| DIRECTIONS FOR THIS TASK |
Please find the lines in the following records that hold "icon", and copy them.

Component data from apps and pages:
◇ ◇ ◇ ◇ ◇ ◇ ◇

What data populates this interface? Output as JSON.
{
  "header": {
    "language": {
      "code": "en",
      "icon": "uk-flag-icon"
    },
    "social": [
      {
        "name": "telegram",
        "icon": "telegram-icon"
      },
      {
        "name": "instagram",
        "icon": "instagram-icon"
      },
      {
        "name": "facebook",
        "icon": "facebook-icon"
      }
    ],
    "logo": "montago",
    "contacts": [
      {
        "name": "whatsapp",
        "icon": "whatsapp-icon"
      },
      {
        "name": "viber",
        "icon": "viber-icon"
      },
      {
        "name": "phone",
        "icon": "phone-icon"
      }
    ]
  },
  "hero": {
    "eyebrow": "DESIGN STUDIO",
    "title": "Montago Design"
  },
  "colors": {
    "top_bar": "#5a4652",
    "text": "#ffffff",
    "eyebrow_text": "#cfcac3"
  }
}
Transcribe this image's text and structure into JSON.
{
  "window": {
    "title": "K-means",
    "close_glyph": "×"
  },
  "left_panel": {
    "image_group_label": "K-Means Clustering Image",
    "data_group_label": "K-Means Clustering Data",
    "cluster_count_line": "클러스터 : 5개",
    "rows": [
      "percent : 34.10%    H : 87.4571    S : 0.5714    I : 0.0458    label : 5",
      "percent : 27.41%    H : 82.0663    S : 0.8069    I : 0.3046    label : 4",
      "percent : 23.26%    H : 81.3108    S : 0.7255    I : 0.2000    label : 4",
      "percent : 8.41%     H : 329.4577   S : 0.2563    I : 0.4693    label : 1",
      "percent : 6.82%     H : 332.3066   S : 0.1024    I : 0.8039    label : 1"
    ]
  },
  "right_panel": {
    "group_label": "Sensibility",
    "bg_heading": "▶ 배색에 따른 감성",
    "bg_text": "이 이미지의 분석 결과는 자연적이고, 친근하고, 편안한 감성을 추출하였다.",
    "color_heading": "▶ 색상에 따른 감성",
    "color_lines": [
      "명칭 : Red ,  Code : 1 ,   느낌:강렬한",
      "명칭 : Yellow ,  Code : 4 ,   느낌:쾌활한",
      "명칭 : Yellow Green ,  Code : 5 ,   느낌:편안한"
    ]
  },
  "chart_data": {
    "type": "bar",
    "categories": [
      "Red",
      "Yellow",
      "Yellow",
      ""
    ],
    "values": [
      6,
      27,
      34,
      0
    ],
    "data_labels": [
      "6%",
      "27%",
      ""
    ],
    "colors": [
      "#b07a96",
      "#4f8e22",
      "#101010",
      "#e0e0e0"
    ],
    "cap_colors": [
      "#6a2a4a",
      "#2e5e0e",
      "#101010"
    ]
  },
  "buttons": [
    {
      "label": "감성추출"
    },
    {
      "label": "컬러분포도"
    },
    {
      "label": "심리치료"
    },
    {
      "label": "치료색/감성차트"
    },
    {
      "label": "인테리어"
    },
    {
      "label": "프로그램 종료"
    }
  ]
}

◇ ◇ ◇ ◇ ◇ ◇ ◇

| RESPONSE TO THIS TASK |
      "icon": "uk-flag-icon"
        "icon": "telegram-icon"
        "icon": "instagram-icon"
        "icon": "facebook-icon"
        "icon": "whatsapp-icon"
        "icon": "viber-icon"
        "icon": "phone-icon"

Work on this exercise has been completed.